WHITECLIFF residents, who illegally took possession of land belonging to a property developer over a decade ago, are now pleading with government to pay the company the agreed fee to avoid having their structures demolished.
The residents were settled on land owned by Eddies Pfugari Properties (Pfugari) over a decade ago with government’s blessing.
Pfugari then obtained a High Court over to evict them in 2017, but government moved in and pledged to compensate the company for lost land in a deal which would avert the evictions.
However, the ministry of Local Government, responsible for the issue, has not honoured its end of the bargain, resulting in the company writing to the police through its lawyers seeking escort for the deputy sheriff to evict them.
Vice President Constantino Chiwenga promised the electorate in Whitecliff that government will compensate the landowner amid cheers and ululations.
“We are going to negotiate with the owners of the land and no one is going to be evicted; government will compensate Pfugari Properties,” said Chiwenga.
However, recent events show that government has negated and reneged on it’s promise and Whitecliff residents find themselves facing imminent eviction.
Local councillor Luckson Maronga said residents are looking up to the government to honour it’s commitment and save people from being evicted.
“There might be a misunderstanding between government and Pfugari Properties. Government is the one which is negotiating on behalf of the people. As local leadership, we can not blame Pfugari because it’s their land. There is no land for free in Zimbabwe. Government is the one which settled people here, so Pfugari is right to say the authorities should bill their people. “Some of the people have already built properties; they want to safeguard their assets. People are ready to pay but Pfugari is saying government is the one which settled people here and should collect money from the people,” he said.
Seventy- one year Maxwell Goche said the uncertainty surrounding his stay in the area is making him sick as he has no other place to call home.

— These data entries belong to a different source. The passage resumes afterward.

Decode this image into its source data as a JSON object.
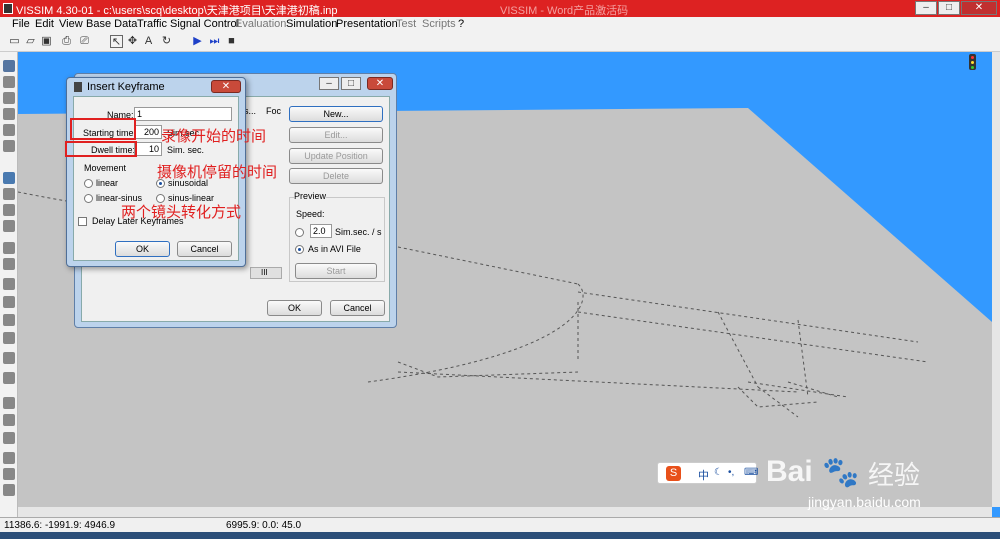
{
  "window": {
    "title": "VISSIM 4.30-01 - c:\\users\\scq\\desktop\\天津港项目\\天津港初稿.inp",
    "title_right_faded": "VISSIM - Word产品激活码"
  },
  "menu": [
    "File",
    "Edit",
    "View",
    "Base Data",
    "Traffic",
    "Signal Control",
    "Evaluation",
    "Simulation",
    "Presentation",
    "Test",
    "Scripts",
    "?"
  ],
  "toolbar_icons": [
    "new-icon",
    "open-icon",
    "save-icon",
    "preview-icon",
    "print-icon",
    "select-icon",
    "move-icon",
    "zoom-text-icon",
    "rotate-icon",
    "play-icon",
    "step-icon",
    "stop-icon"
  ],
  "back_dialog": {
    "tab_partial": "s...",
    "tab2_partial": "Foc",
    "new_button": "New...",
    "edit_button": "Edit...",
    "update_position_button": "Update Position",
    "delete_button": "Delete",
    "preview_group": "Preview",
    "speed_label": "Speed:",
    "speed_value": "2.0",
    "speed_unit": "Sim.sec. / s",
    "avi_label": "As in AVI File",
    "start_button": "Start",
    "ok_button": "OK",
    "cancel_button": "Cancel",
    "scrollbar_mark": "III"
  },
  "insert_keyframe": {
    "title": "Insert Keyframe",
    "name_label": "Name:",
    "name_value": "1",
    "starting_time_label": "Starting time:",
    "starting_time_value": "200",
    "starting_time_unit": "Sim.sec.",
    "dwell_time_label": "Dwell time:",
    "dwell_time_value": "10",
    "dwell_time_unit": "Sim. sec.",
    "movement_label": "Movement",
    "opt_linear": "linear",
    "opt_sinusoidal": "sinusoidal",
    "opt_linear_sinus": "linear-sinus",
    "opt_sinus_linear": "sinus-linear",
    "delay_label": "Delay Later Keyframes",
    "ok_button": "OK",
    "cancel_button": "Cancel"
  },
  "annotations": {
    "a1": "录像开始的时间",
    "a2": "摄像机停留的时间",
    "a3": "两个镜头转化方式"
  },
  "status": {
    "coords_left": "11386.6: -1991.9: 4946.9",
    "coords_mid": "6995.9: 0.0: 45.0"
  },
  "watermark": {
    "brand": "Bai",
    "brand2": "经验",
    "url": "jingyan.baidu.com"
  },
  "ime": {
    "label": "中"
  },
  "colors": {
    "sky": "#3399ff",
    "ground": "#c4c4c4",
    "title_bar": "#dd2222",
    "annotation": "#e02020"
  }
}
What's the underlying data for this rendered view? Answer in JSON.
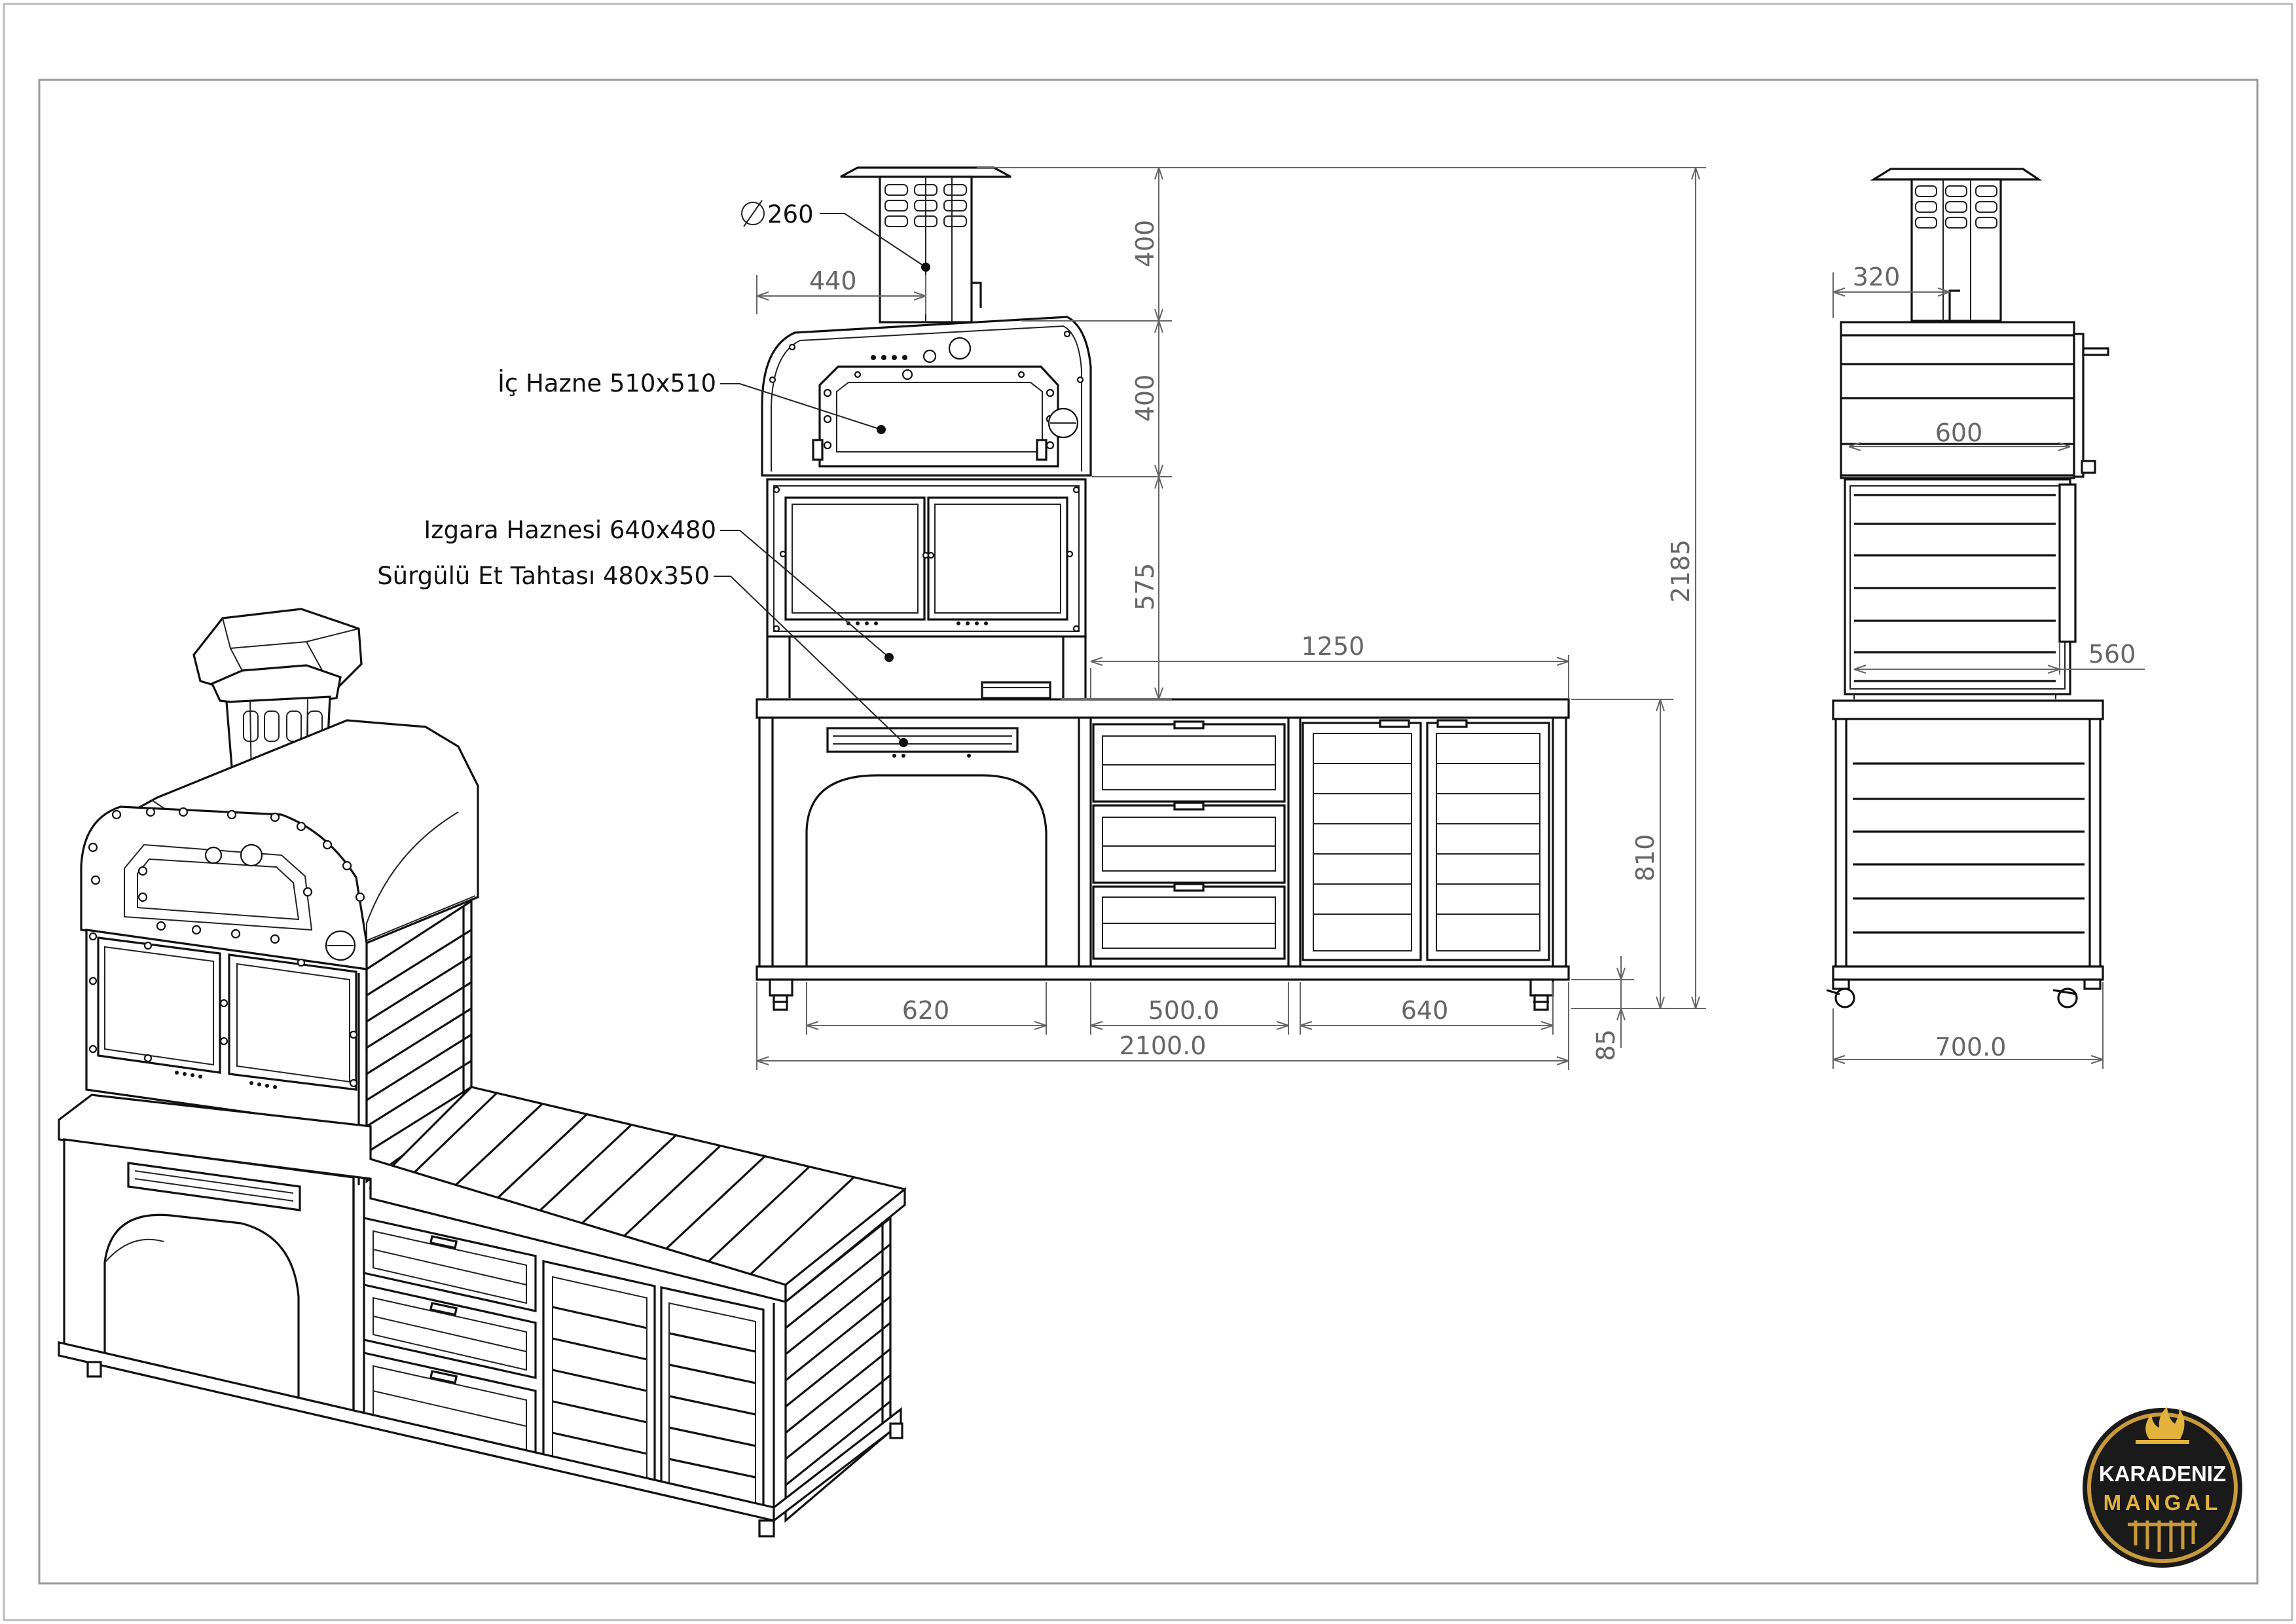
{
  "callouts": {
    "diameter": "260",
    "inner_chamber": "İç Hazne 510x510",
    "grill_chamber": "Izgara Haznesi 640x480",
    "cutting_board": "Sürgülü Et Tahtası 480x350"
  },
  "front_dimensions": {
    "chimney_offset": "440",
    "chimney_height": "400",
    "oven_height": "400",
    "grill_height": "575",
    "total_height": "2185",
    "counter_length": "1250",
    "cabinet_height": "810",
    "section_left": "620",
    "section_middle": "500.0",
    "section_right": "640",
    "total_width": "2100.0",
    "wheel_height": "85"
  },
  "side_dimensions": {
    "chimney_offset": "320",
    "oven_width": "600",
    "grill_depth": "560",
    "total_depth": "700.0"
  },
  "logo": {
    "line1": "KARADENIZ",
    "line2": "MANGAL",
    "ring_color": "#c99a3a",
    "flame_color": "#e3b23c",
    "bg_color": "#1a1a1a"
  }
}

“We are living in constant fear. Government should honour it’s promises and put this case to rest. We live in constant fear of being evicted and the depression is making me sick,” he said.
Goche is one of the people who were settled by government in 2005 through the Garikai/Hlalani Kuhle program.
Another resident, 45-year-old Charity Mudzi said: “All we want is to live in peace and without fear of eviction. The government must just pay the company. We can then negotiate terms of payment with the government because the time frames and figures required by the company will be too much for us.”